Work instructions: What is needed is every line of the data that includes the word "this". Please copy each one.

Input:
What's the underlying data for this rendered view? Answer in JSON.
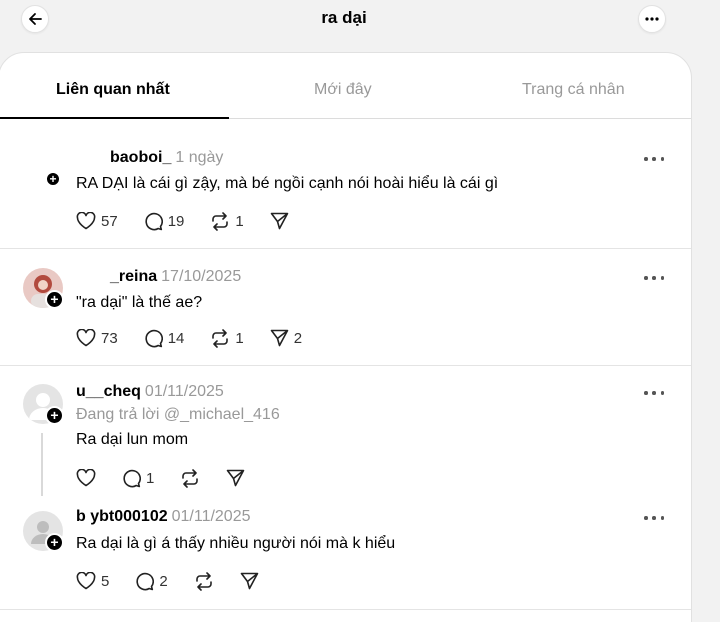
{
  "header": {
    "title": "ra dại"
  },
  "tabs": [
    {
      "label": "Liên quan nhất",
      "active": true
    },
    {
      "label": "Mới đây",
      "active": false
    },
    {
      "label": "Trang cá nhân",
      "active": false
    }
  ],
  "posts": [
    {
      "username": "baoboi_",
      "timestamp": "1 ngày",
      "text": "RA DẠI là cái gì zậy, mà bé ngồi cạnh nói hoài hiểu là cái gì",
      "likes": "57",
      "comments": "19",
      "reposts": "1",
      "shares": ""
    },
    {
      "username": "_reina",
      "timestamp": "17/10/2025",
      "text": "\"ra dại\" là thế ae?",
      "likes": "73",
      "comments": "14",
      "reposts": "1",
      "shares": "2"
    },
    {
      "username": "u__cheq",
      "timestamp": "01/11/2025",
      "reply_to": "Đang trả lời @_michael_416",
      "text": "Ra dại lun mom",
      "likes": "",
      "comments": "1",
      "reposts": "",
      "shares": ""
    },
    {
      "username": "b ybt000102",
      "timestamp": "01/11/2025",
      "text": "Ra dại là gì á thấy nhiều người nói mà k hiểu",
      "likes": "5",
      "comments": "2",
      "reposts": "",
      "shares": ""
    }
  ],
  "colors": {
    "muted": "#999999",
    "divider": "#e4e4e4",
    "background": "#f2f2f2"
  }
}
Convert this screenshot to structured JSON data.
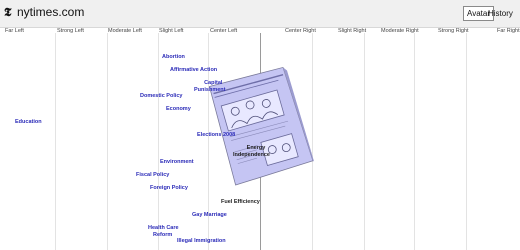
{
  "header": {
    "site_name": "nytimes.com",
    "logo_icon": "nyt-t-logo-icon",
    "avatar_button": "Avatar",
    "history_link": "History"
  },
  "spectrum": {
    "columns": [
      "Far Left",
      "Strong Left",
      "Moderate Left",
      "Slight Left",
      "Center Left",
      "Center Right",
      "Slight Right",
      "Moderate Right",
      "Strong Right",
      "Far Right"
    ]
  },
  "topics": {
    "abortion": "Abortion",
    "affirmative_action": "Affirmative Action",
    "capital_punishment_1": "Capital",
    "capital_punishment_2": "Punishment",
    "domestic_policy": "Domestic Policy",
    "economy": "Economy",
    "education": "Education",
    "elections_2008": "Elections 2008",
    "energy_independence_1": "Energy",
    "energy_independence_2": "Independence",
    "environment": "Environment",
    "fiscal_policy": "Fiscal Policy",
    "foreign_policy": "Foreign Policy",
    "fuel_efficiency": "Fuel Efficiency",
    "gay_marriage": "Gay Marriage",
    "health_care_1": "Health Care",
    "health_care_2": "Reform",
    "illegal_immigration": "Illegal Immigration"
  },
  "colors": {
    "topic_link": "#2b2bb8",
    "magazine_fill": "#c5c5f3",
    "header_bg": "#f0f0f0"
  }
}
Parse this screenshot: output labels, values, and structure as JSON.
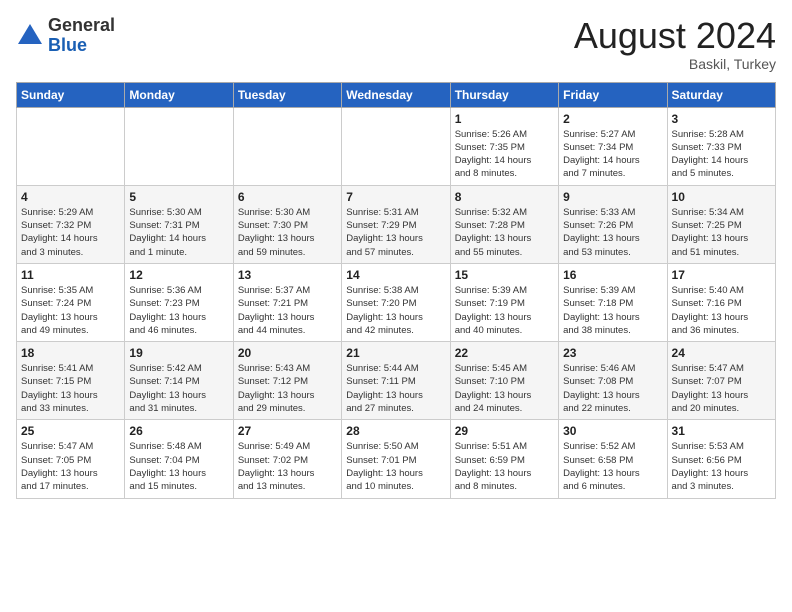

Expected answer:
What's the underlying data for this rendered view? Answer in JSON.
Convert this screenshot to structured JSON data.
Parse this screenshot: output labels, values, and structure as JSON.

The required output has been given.